◆ Supplied material
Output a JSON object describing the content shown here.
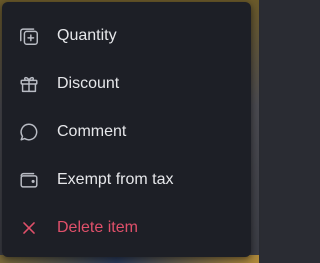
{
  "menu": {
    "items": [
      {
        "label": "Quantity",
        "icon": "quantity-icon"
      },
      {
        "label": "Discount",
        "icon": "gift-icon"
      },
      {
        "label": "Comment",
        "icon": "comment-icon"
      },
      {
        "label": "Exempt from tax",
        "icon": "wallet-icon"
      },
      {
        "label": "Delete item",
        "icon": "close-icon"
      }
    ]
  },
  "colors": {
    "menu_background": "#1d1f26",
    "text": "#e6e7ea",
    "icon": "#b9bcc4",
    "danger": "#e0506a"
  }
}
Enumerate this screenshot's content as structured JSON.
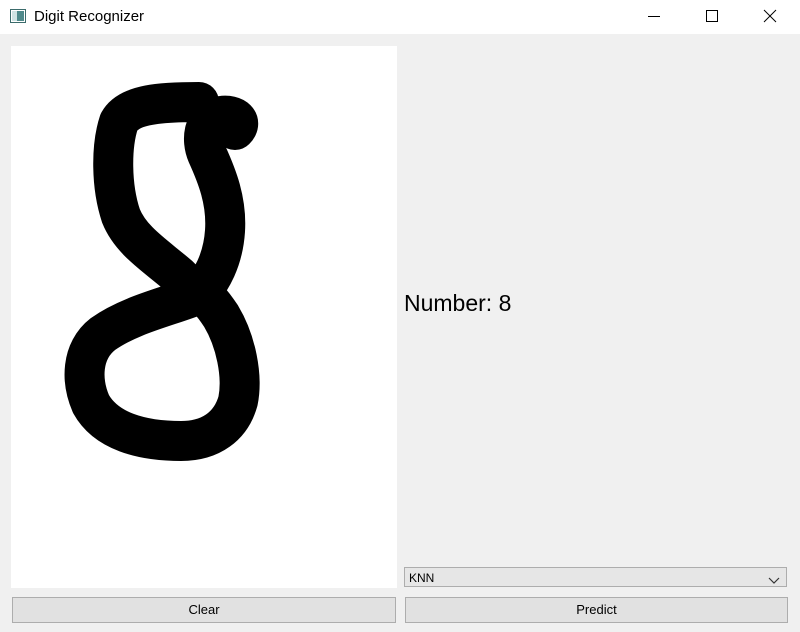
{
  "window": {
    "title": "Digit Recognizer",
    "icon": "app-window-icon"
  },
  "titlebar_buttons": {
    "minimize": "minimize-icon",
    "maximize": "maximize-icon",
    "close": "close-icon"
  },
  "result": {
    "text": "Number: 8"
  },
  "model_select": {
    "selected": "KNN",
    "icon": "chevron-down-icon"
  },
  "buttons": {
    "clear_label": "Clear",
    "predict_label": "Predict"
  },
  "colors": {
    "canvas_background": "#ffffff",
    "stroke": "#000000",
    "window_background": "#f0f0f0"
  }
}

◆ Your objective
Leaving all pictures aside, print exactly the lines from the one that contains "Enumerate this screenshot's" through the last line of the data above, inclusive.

◆ Response
Enumerate this screenshot's content as structured JSON.
{
  "window": {
    "title": "Digit Recognizer",
    "icon": "app-window-icon"
  },
  "titlebar_buttons": {
    "minimize": "minimize-icon",
    "maximize": "maximize-icon",
    "close": "close-icon"
  },
  "result": {
    "text": "Number: 8"
  },
  "model_select": {
    "selected": "KNN",
    "icon": "chevron-down-icon"
  },
  "buttons": {
    "clear_label": "Clear",
    "predict_label": "Predict"
  },
  "colors": {
    "canvas_background": "#ffffff",
    "stroke": "#000000",
    "window_background": "#f0f0f0"
  }
}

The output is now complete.